The National Centre for Truth and Reconciliation is an example of a website we built to be a fully WCAG-compliant website.

Feature 1 – Text contrast, employed when text is used over images or video.
In this example, it was important to have the text past the contrast ratio in order to meet the standard.
Feature 2 – Ensuring navigation to content areas is properly labelled for screen readers. This includes main navigation at the top of a page, as well as using the proper Title, Heading 1, Heading 2, Heading 3 styles (H1, H2, H3) in the hierarchy of information on a page. 
Feature 3 – Alt text, or alternative text is a short, written description of an image that can be read by screen readers, or displays in place of an image if the image file does not load. This concept also applies to any non-text element in a site that has some type of functionality. For example, buttons that have icons and no text are common, yet a screen reader can’t tell someone visually impaired what the button will do unless it is also properly labelled behind the scenes with text.
Feature 4 – Keyboard navigation makes it so that people can easily access any part of a site, without the use of a mouse. Common issues here are when sites hide certain bits of content via a dropdown or hover effect. There should always be a way to access any hidden piece of content without the use of a mouse.

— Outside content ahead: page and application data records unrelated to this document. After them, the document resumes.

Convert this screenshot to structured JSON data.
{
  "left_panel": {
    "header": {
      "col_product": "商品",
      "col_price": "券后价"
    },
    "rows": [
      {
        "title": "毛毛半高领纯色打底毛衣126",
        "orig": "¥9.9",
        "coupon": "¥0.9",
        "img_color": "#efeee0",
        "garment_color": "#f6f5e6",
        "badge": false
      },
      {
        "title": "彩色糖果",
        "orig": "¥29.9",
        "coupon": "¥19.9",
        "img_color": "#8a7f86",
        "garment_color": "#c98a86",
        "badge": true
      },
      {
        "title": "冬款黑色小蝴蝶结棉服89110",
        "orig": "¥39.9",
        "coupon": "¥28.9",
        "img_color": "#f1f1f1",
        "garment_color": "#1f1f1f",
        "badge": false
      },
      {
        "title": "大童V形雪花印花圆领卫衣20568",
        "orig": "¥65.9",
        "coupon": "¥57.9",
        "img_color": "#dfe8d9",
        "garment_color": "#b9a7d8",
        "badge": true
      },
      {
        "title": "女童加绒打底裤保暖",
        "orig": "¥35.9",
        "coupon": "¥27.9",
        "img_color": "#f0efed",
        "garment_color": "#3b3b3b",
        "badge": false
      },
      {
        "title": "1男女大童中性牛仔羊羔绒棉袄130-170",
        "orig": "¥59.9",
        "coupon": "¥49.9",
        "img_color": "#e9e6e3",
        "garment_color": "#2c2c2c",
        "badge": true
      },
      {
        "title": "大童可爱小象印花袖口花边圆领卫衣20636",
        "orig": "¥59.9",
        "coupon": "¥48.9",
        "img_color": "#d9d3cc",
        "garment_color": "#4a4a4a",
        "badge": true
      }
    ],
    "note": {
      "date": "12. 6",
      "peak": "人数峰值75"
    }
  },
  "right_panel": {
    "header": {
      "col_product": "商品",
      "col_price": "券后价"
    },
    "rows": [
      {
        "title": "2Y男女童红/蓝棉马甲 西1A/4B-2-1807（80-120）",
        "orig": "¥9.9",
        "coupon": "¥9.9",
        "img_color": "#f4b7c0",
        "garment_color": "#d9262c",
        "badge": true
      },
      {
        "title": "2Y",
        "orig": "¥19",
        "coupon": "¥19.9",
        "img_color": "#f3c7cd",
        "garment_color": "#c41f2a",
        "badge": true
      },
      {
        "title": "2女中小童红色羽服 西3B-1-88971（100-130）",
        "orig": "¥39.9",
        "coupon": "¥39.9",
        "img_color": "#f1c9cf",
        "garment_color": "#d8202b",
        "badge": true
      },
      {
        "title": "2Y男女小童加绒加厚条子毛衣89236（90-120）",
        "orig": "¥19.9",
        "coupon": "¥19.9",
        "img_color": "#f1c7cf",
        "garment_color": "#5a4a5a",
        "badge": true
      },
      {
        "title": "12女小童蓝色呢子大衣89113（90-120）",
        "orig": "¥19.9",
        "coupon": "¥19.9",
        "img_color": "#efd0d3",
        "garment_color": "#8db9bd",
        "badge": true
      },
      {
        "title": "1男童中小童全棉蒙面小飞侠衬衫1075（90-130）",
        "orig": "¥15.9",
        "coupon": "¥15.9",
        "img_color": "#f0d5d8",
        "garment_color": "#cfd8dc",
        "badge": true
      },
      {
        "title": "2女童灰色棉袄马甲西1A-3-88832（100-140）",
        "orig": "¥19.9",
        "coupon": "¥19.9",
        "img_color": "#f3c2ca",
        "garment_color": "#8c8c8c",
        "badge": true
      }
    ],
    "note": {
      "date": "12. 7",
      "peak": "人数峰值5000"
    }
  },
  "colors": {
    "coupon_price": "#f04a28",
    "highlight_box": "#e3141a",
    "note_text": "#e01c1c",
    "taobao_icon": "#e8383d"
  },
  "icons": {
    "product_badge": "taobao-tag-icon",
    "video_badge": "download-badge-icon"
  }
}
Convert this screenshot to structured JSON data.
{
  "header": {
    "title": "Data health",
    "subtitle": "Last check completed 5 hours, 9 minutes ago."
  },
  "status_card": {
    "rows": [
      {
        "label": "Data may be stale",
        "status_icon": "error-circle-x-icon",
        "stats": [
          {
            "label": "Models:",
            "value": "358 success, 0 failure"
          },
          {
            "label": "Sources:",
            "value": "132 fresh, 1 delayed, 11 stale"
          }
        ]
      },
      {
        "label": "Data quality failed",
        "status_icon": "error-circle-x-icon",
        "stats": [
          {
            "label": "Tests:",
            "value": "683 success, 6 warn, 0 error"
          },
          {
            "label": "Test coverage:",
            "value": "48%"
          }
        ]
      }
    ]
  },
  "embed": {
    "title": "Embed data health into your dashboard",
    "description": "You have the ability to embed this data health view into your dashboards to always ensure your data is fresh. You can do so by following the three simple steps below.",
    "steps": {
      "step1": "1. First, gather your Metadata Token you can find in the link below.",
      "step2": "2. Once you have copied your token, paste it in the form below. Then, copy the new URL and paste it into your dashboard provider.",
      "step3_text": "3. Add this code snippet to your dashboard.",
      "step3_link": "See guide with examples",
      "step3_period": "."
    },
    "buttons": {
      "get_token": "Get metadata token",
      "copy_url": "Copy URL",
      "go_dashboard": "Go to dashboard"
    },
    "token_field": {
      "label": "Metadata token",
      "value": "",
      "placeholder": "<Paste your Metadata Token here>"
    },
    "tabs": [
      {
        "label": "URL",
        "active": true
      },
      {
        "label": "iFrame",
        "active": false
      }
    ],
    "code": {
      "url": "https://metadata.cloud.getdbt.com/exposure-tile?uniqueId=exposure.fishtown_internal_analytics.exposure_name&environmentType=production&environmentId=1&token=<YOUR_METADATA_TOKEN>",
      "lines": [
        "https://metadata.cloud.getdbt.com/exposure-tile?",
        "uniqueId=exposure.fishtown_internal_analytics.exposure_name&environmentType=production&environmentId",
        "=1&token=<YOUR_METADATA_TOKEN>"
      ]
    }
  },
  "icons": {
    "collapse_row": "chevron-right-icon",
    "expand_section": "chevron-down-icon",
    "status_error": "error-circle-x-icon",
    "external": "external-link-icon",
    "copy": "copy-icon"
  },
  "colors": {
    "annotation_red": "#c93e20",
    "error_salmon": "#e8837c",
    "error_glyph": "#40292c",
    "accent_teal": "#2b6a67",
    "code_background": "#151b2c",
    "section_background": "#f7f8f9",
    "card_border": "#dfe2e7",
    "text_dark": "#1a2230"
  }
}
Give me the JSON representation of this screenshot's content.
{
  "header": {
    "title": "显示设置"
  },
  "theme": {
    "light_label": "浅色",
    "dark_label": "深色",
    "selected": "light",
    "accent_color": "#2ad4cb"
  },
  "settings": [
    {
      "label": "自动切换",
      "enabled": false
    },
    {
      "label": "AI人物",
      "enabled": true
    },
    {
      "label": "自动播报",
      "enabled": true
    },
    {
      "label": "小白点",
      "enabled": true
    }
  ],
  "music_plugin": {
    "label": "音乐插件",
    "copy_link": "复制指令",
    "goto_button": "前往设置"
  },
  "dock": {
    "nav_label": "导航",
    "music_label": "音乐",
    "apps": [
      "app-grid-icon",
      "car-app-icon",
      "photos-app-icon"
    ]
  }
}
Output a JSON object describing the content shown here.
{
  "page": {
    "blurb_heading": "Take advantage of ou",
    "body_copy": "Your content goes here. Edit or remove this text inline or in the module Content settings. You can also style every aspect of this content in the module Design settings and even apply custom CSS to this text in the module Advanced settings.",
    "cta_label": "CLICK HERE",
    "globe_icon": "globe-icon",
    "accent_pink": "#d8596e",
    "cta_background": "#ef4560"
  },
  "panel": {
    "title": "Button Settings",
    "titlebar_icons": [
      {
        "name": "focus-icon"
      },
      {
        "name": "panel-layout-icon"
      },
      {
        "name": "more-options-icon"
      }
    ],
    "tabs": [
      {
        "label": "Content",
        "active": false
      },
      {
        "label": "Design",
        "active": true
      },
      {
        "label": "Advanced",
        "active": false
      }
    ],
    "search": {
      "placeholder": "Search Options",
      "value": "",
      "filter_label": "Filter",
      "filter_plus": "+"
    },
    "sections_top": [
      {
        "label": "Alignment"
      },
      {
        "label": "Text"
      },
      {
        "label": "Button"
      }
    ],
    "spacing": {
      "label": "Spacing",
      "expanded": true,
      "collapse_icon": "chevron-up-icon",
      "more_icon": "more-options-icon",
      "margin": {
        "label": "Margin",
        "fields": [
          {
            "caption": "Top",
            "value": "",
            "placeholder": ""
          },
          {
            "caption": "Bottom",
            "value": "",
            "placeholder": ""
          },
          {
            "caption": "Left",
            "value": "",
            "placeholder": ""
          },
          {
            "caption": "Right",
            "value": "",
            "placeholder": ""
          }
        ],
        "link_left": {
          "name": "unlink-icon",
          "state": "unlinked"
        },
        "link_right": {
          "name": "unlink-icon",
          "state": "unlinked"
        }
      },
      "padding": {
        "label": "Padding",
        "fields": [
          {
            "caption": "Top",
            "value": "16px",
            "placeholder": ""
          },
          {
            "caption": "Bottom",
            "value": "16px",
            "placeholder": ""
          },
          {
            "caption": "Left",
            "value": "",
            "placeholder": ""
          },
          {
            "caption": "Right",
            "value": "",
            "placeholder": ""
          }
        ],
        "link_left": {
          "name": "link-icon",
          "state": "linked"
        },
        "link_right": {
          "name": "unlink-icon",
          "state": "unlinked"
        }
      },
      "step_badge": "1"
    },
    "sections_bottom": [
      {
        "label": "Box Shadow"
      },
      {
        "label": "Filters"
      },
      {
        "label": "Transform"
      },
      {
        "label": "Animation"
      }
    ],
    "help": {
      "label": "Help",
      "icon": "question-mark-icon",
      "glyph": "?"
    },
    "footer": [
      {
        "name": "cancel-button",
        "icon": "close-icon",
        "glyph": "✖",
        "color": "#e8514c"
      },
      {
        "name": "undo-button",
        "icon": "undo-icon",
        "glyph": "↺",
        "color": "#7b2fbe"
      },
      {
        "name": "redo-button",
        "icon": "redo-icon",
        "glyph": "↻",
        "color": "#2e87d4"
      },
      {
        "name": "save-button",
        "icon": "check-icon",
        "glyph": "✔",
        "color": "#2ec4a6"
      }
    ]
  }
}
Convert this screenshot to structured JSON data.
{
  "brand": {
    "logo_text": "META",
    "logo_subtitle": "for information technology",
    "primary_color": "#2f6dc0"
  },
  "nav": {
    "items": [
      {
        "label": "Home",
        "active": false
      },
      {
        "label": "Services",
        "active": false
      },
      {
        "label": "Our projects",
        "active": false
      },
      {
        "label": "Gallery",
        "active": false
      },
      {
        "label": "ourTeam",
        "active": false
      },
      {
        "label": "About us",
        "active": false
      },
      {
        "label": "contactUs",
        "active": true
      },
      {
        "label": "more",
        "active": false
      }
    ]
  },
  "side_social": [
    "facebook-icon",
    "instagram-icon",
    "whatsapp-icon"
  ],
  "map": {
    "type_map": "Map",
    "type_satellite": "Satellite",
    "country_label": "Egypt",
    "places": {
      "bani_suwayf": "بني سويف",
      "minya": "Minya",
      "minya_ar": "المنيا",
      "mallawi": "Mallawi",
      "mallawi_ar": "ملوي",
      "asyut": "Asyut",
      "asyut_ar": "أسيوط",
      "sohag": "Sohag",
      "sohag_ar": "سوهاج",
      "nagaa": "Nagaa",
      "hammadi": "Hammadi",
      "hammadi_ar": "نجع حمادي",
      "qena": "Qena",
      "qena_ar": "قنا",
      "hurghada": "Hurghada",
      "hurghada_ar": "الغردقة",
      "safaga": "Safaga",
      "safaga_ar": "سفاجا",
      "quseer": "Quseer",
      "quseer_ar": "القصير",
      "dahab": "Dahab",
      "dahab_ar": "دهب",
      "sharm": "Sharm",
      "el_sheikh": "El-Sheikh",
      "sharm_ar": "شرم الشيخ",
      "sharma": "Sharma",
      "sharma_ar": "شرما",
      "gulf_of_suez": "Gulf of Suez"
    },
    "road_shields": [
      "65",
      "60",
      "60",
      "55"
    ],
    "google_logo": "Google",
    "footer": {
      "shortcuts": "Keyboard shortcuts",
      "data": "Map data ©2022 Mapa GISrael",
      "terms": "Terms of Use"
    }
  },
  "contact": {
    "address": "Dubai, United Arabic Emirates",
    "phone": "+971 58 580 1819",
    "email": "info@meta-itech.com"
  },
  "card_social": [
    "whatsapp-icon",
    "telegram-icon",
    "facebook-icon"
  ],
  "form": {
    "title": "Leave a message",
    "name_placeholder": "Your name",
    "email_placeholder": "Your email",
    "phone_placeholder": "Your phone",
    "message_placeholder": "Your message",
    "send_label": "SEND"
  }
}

How much does it cost to meet website accessibility standards?

While there is an initial cost to incorporating WCAG accessibility, the investment pays off. Most organizations benefit financially when more people use their website, resulting in increased sales and awareness. The things that make a website more accessible also increase the “findability” of web pages, making content available to search engines, both within a website itself and across the web. Alt text is available to search engines, and most search engines access text and not images. 

Accessible sites can be used by more people, and in more situations. This includes people with disabilities, people using mobile devices, older people, those who may not be fluent in the language of the site, or people using older tech. 

Direct cost savings include lower costs to maintain a site, decreased server capacity, reducing the need for creating multiple versions of a site for different devices and lowering the cost of upgrading for new technologies. 

An accessible website can reduce the demand for alternate formats when people use the website instead of large print or braille formats, saving on production and distribution.

Incorporating web accessibility standards from the beginning is easier, less expensive and more effective than working to make a site accessible after the fact. 

Learn more about the business case for accessibility at the W3C site.

What happens if our website doesn’t meet web accessibility standards?

The Manitoba government will conduct reviews to determine compliance with web accessibility standards for content and web applications. The aim will be to provide organizations with constructive feedback and, if applicable, a plan to achieve WCAG compliance. If this approach is ineffective, sanctions may include an order to come into compliance with and fines. 

So once our website is brought up to compliance, all good, right?

Websites are always changing. You can set up good practices, but it is important to maintain website accessibility standards along the way. We can help ensure website accessibility is preserved. 

There is a certain level of expectation when it comes to the functionality and ease of use of sites. For example, “tabbing” through sites, especially forms, is a common practice to speed up site/form navigation. This only works if the site has followed proper keyboard navigation guidelines. 

Even the average user can get frustrated or lost if a site does not follow guidelines, including some that are often overlooked. Labels should always be visible. However, many sites do not ensure this and will hide the labels after you input your answer, making it harder to change them later.

Ensuring your website is accessible is good for users and good for business.

For more information about Manitoba’s Accessible Information and Communication Standard, check out the following: